After 13 years, fed up with the NHS’s increasing bureaucracy, Anne left Ingham and returned to Africa to work as a consultant in Cameroon. Her new post was at SAJOCAH, a rehabilitation centre in Mambu, Bafut in the Central African country of Cameroon.  The centre supports people, primarily children, with disabilities.

She retired in 1996 and came home to South Shields, this time for good. In her retirement, Anne continued to help others by founding and working for various charities and church groups. She gave her time and skills selflessly to the local community and those less fortunate than herself. Having been a refugee herself, Anne was particularly concerned for refugees and asylum seekers. Her charity work was fully acknowledged during her lifetime and Anne received many awards and commendations, including an MBE.

Anne after receiving her MBE at Living Waters Church, Laygate

Anne after receiving her MBE at Living Waters Church, Laygate

Anne was a very kind, compassionate and deeply practical person who would help anyone in real need, and indeed went out of her way to do so. There are many stories of her good deeds, from tending to people at their houses out of hours to driving patients home when they didn’t have anyone to collect them. Anne sadly passed away in 2016 at the age of 81 but she is not forgotten.

Anne wearing her famous butterfly clips on a hat

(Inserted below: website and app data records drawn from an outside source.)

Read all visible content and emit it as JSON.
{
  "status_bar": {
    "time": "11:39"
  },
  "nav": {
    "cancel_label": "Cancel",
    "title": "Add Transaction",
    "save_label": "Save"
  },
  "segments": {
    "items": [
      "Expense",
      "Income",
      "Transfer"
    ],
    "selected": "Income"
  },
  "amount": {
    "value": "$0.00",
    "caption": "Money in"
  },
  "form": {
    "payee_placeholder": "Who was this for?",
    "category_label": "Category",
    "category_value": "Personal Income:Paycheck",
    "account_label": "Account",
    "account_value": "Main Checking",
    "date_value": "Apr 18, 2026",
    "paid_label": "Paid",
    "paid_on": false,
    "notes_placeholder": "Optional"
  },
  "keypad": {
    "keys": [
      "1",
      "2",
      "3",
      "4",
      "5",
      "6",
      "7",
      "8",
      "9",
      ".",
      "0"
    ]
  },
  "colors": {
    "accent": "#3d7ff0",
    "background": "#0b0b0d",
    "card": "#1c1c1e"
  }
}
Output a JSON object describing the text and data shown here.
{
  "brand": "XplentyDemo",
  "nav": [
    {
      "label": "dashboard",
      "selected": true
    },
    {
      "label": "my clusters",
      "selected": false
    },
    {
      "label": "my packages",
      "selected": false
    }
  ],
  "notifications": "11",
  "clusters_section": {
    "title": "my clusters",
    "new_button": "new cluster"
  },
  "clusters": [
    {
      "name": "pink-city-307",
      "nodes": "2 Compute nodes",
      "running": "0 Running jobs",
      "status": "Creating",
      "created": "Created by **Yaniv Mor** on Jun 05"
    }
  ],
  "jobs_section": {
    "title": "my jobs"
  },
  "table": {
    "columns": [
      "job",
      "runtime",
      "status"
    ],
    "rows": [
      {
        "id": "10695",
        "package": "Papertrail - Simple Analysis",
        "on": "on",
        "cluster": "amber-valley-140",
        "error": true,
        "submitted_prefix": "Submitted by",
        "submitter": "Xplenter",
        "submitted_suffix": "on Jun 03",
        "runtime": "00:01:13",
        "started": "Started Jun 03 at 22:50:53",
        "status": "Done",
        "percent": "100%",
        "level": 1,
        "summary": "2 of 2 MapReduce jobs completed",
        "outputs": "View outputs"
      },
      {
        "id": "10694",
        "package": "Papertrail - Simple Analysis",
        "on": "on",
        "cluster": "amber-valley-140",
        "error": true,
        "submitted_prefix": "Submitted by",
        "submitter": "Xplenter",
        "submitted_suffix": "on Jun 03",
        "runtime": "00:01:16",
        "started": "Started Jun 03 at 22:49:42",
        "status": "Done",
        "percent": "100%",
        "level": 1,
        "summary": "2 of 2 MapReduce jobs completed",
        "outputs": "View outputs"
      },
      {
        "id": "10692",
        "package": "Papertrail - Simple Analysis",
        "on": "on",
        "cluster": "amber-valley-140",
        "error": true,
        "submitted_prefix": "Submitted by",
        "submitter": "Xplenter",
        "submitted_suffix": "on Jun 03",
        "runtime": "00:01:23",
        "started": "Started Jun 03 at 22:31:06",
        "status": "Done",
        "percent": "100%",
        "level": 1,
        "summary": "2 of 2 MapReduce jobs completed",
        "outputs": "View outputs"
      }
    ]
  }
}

Anne wearing her famous butterfly clips on a hat

Local women recently developed a banner with The Cultural Spring which commemorates 100 years since some women got the vote. Included on the banner was a photograph of Anne as many of the women had known her and were inspired by her story. They took the banner to Edinburgh on Sunday 10 June 2018 to take part in PROCESSIONS, a mass live art event which was broadcast live on BBC One.